A train, a tram, a bus and a short walk later, we arrived at the Ravensbourne Open Space. The rain began in earnest, and even the Keston Common ducks tucked their heads under their wings. The Ravensbourne Open Space had several paths that crisscrossed the river (or "ditch" as one might like to call it) to Keston village; after that we had to leave the river for the London Loop and some mild trespassing around the farms of Barnet Wood. There are two schools of thought on this; one can dress in camouflage, greasepaint and balaclavas and trust to silence, speed and stealth to hasten one's path through private land. Or you can hope that a goofy grin, foreign accent and a mycathatesyou.com t-shirt will reduce any confrontations to mere exasperation instead of GBH. My first glimpse of London (and a stoat) was at a trout fishery near Hayes - you can just make out Canary Wharf in the right side of this picture.
Once in Bromley, we saw less of the actual river, but the course was easier to follow on the roads. I saw an old stone mile marker outside #6 Hayes Road - I could make out the word "Bromley" but nothing else. Adam and I stopped for a nacho lunch at Chico's with moral_vacuum, ivory_goddess, realtan_dannan and thedarkpoint. They took us to see the Bromley Zoo, and we set off again through Church House Gardens, Shortlands Golf Course, and Beckenham Palace Park.

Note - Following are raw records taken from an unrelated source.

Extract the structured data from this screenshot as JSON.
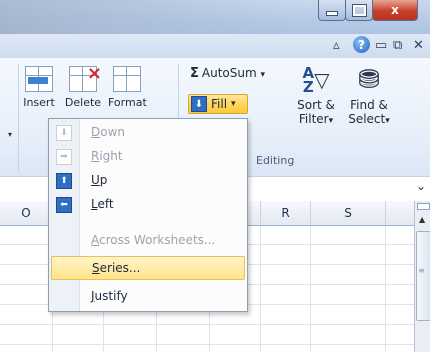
{
  "window": {
    "min_icon": "minimize-icon",
    "max_icon": "maximize-icon",
    "close_glyph": "x"
  },
  "tabrow": {
    "icons": [
      "caret-icon",
      "help-icon",
      "ribbon-minimize-icon",
      "restore-icon",
      "close-icon"
    ],
    "help_glyph": "?"
  },
  "ribbon": {
    "insert": "Insert",
    "delete": "Delete",
    "format": "Format",
    "autosum": "AutoSum",
    "autosum_caret": "▾",
    "fill": "Fill",
    "fill_caret": "▾",
    "sort_line1": "Sort &",
    "sort_line2": "Filter",
    "find_line1": "Find &",
    "find_line2": "Select",
    "dropdown_caret": "▾",
    "group_label": "Editing"
  },
  "fill_menu": {
    "items": [
      {
        "label": "Down",
        "accel": "D",
        "enabled": false
      },
      {
        "label": "Right",
        "accel": "R",
        "enabled": false
      },
      {
        "label": "Up",
        "accel": "U",
        "enabled": true
      },
      {
        "label": "Left",
        "accel": "L",
        "enabled": true
      },
      {
        "label": "Across Worksheets...",
        "accel": "A",
        "enabled": false
      },
      {
        "label": "Series...",
        "accel": "S",
        "enabled": true,
        "highlighted": true
      },
      {
        "label": "Justify",
        "accel": "J",
        "enabled": true
      }
    ]
  },
  "columns": [
    "O",
    "R",
    "S"
  ],
  "scrollbar": {
    "grip": "≡"
  }
}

The now-culverted river was surprisingly scenic through Bellingham, Southend and Catford. Unfortunately, railway fences prevented us from seeing the confluence of the Ravensbourne with the Pool River, but I did enjoy the dire warning of the Southend Homebase to those who might pilfer their fish. We continued through the tranquility of Ladywell Fields to Lewisham; there is a lot of redevelopment around the river that isn't reflected on streetmap.co.uk, so we could follow the course easily and admire the new landscaping. Lewisham Council has also made a feature of the Ravensbourne confluence with the Quaggy River, even though you have to walk through the bus station to see it.
The wildlife in Brookmill Park were impressive in their variety, although my favourite part of the walk was at the Creekside Centre just after the Ravensbourne becomes the tidal Deptford Creek. Here the Ravensbourne really shines as a living urban river - from the Creekside Centre's bridge I could see industry, train and DLR lines, the Laban Dance Centre and boats, but around the mud flats I saw a nesting heron (or crane? I can't tell the differece) plus ducks, geese, coots, moorhens, gulls and even a few foxes.

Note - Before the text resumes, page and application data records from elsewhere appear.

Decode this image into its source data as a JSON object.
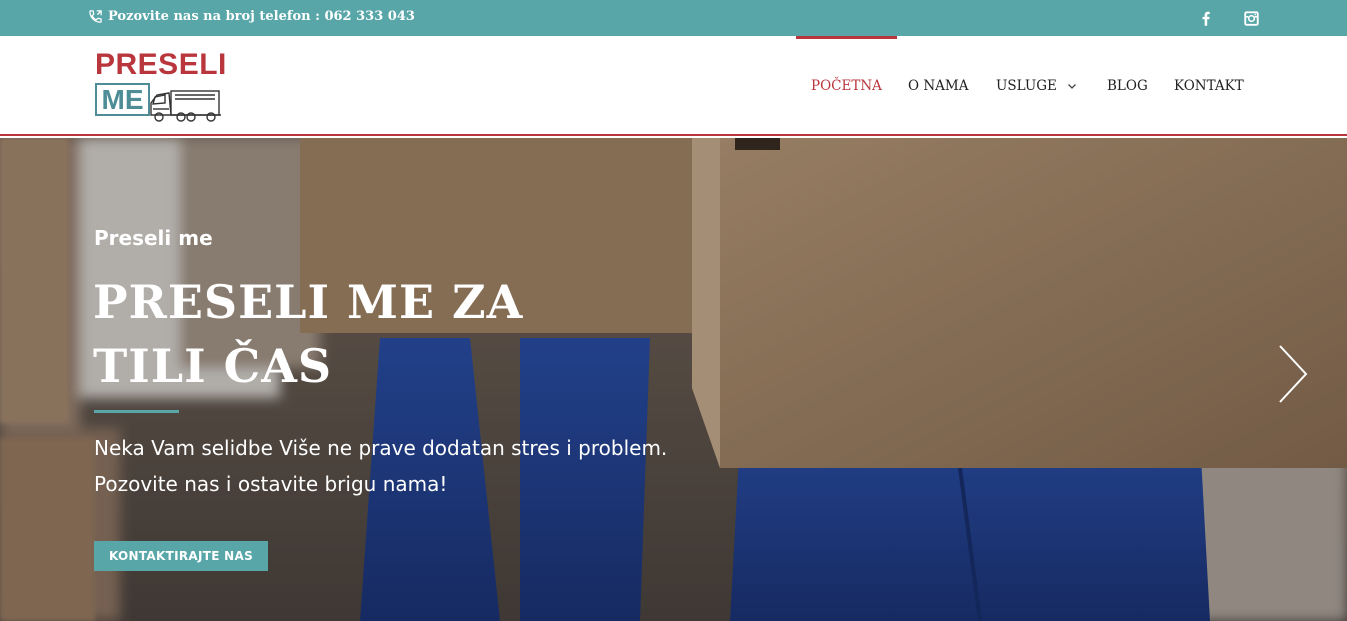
{
  "topbar": {
    "phone_text": "Pozovite nas na broj telefon : 062 333 043",
    "social": [
      {
        "name": "facebook-icon"
      },
      {
        "name": "instagram-icon"
      }
    ]
  },
  "header": {
    "logo": {
      "word1": "PRESELI",
      "word2": "ME"
    },
    "nav": [
      {
        "label": "POČETNA",
        "active": true
      },
      {
        "label": "O NAMA",
        "active": false
      },
      {
        "label": "USLUGE",
        "active": false,
        "has_dropdown": true
      },
      {
        "label": "BLOG",
        "active": false
      },
      {
        "label": "KONTAKT",
        "active": false
      }
    ]
  },
  "hero": {
    "kicker": "Preseli me",
    "title": "PRESELI ME ZA TILI ČAS",
    "description_line1": "Neka Vam selidbe Više ne prave dodatan stres i problem.",
    "description_line2": "Pozovite nas i ostavite brigu nama!",
    "cta_label": "KONTAKTIRAJTE NAS"
  },
  "colors": {
    "teal": "#58a6a8",
    "red": "#b8363c",
    "dark_text": "#222222"
  }
}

We pressed on to the Thames and saw the green lit dome of the Greenwich foot tunnel just as it got dark. Although we'd vaguely intended to collapse in a Greenwich pub, we received a very kind invitation to dinner from haggisthesecond and naxos, so we trooped through the foot tunnel and could just make out the confluence of the Ravensbourne with the Thames from across the river before heading into the city in search of food and friends. Pictures from the walk are here. Edit - link fixed now.